**EXERCISE DETAILS:** Below are entries. Pull out all lines containing "نیاز".

**DATA PROVIDED:**
################
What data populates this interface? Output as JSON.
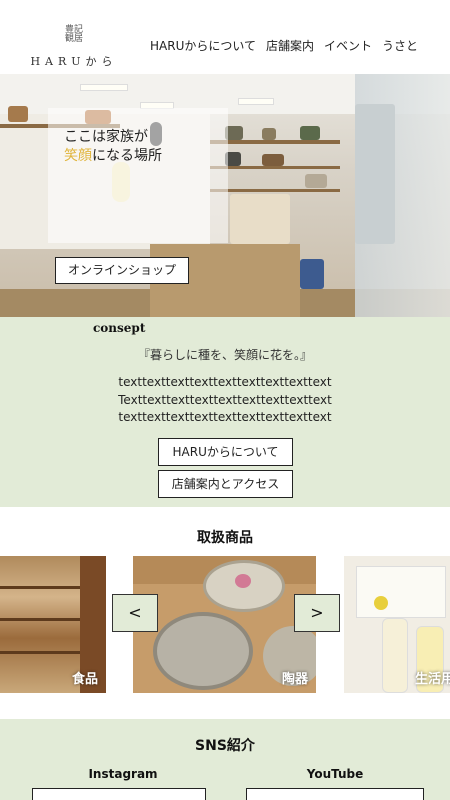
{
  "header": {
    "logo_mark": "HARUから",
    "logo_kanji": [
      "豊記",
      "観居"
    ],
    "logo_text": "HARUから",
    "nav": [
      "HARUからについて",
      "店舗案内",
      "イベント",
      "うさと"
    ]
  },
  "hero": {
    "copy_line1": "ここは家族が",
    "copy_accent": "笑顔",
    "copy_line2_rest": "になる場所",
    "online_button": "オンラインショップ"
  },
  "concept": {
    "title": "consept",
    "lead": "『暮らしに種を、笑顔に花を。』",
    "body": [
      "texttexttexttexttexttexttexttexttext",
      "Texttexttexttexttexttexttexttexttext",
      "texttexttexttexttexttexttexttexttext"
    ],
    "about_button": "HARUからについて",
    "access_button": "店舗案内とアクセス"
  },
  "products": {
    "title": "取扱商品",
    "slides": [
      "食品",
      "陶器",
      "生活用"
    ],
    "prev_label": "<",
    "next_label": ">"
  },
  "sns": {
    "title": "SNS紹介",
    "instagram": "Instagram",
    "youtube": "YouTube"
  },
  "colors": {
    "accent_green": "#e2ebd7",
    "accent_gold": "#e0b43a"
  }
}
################
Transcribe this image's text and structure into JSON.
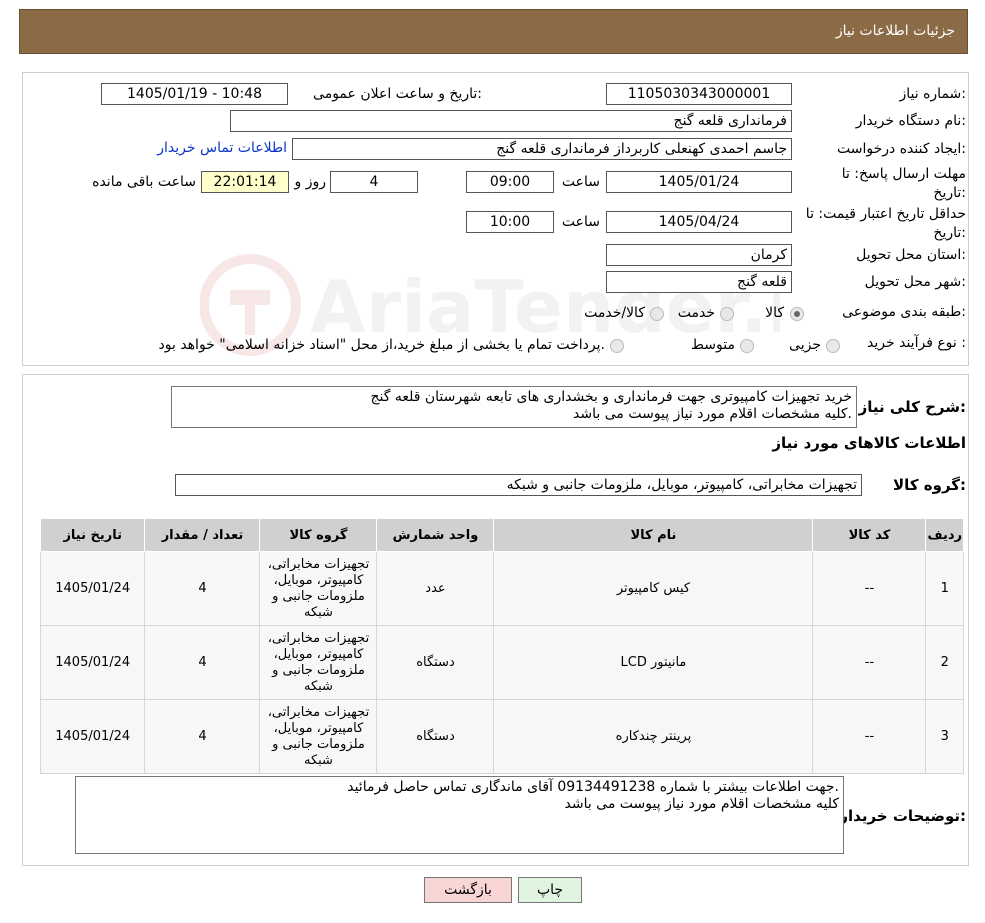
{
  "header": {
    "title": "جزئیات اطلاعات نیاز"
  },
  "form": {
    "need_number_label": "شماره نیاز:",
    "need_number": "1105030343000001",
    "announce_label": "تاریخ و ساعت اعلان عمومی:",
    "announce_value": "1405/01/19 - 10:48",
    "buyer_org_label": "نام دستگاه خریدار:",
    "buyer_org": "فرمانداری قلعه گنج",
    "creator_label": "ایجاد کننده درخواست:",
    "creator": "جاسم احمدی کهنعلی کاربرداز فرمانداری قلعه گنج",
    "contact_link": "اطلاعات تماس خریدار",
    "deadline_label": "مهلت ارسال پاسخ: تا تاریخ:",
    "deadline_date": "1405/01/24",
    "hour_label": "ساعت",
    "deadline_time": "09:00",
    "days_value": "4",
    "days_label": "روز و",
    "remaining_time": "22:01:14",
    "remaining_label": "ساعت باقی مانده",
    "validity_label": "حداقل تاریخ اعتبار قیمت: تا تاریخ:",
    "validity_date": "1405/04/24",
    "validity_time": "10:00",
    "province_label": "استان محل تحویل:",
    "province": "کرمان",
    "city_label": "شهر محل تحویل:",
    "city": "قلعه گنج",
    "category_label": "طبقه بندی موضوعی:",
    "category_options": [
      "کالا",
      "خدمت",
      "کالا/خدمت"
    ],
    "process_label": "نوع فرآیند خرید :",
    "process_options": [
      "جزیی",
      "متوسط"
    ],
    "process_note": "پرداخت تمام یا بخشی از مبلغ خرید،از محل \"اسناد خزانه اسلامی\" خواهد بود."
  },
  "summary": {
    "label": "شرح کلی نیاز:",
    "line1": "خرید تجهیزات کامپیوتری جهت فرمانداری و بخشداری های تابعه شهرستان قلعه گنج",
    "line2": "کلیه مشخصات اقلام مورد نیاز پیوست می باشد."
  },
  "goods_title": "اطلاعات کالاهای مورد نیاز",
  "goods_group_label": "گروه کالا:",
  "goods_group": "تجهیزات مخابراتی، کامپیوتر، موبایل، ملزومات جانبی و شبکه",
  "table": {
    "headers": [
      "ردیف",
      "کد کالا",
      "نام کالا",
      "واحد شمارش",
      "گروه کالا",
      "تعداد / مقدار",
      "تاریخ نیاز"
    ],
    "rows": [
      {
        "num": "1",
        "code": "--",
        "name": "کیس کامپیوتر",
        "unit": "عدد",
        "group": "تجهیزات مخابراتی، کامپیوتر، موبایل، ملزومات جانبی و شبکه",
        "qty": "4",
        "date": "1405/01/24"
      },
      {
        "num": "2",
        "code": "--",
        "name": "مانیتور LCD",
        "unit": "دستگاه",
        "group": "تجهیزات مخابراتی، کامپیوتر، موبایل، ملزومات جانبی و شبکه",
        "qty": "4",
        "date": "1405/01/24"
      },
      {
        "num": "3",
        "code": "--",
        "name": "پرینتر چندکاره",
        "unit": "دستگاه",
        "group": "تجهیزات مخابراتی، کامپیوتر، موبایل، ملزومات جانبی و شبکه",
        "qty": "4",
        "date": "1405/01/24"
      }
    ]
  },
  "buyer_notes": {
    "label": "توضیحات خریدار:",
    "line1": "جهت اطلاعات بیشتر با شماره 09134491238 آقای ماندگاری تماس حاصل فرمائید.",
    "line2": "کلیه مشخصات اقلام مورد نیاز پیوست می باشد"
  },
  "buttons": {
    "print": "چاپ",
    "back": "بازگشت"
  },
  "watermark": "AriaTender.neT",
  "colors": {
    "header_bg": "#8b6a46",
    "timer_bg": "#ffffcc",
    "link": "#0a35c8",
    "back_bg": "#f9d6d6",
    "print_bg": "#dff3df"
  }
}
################
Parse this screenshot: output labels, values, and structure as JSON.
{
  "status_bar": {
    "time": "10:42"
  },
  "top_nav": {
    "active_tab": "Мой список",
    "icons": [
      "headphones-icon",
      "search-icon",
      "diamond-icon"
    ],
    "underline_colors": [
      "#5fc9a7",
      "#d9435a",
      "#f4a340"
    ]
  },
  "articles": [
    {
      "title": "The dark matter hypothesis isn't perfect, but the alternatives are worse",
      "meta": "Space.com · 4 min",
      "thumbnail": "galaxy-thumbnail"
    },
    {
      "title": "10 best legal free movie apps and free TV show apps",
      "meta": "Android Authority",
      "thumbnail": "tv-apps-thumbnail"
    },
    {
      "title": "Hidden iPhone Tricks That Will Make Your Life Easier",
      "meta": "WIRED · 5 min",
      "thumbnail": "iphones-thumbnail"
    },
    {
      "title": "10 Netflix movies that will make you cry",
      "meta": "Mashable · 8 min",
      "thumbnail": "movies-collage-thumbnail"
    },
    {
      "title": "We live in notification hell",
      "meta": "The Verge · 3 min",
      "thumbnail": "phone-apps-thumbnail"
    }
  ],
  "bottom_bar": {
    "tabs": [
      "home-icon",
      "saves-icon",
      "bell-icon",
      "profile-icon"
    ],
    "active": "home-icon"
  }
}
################
**SOLUTION:**
    "title": "جزئیات اطلاعات نیاز"
    "need_number_label": "شماره نیاز:",
    "label": "شرح کلی نیاز:",
    "line2": "کلیه مشخصات اقلام مورد نیاز پیوست می باشد."
  "goods_title": "اطلاعات کالاهای مورد نیاز",
      "تاریخ نیاز"
    "line2": "کلیه مشخصات اقلام مورد نیاز پیوست می باشد"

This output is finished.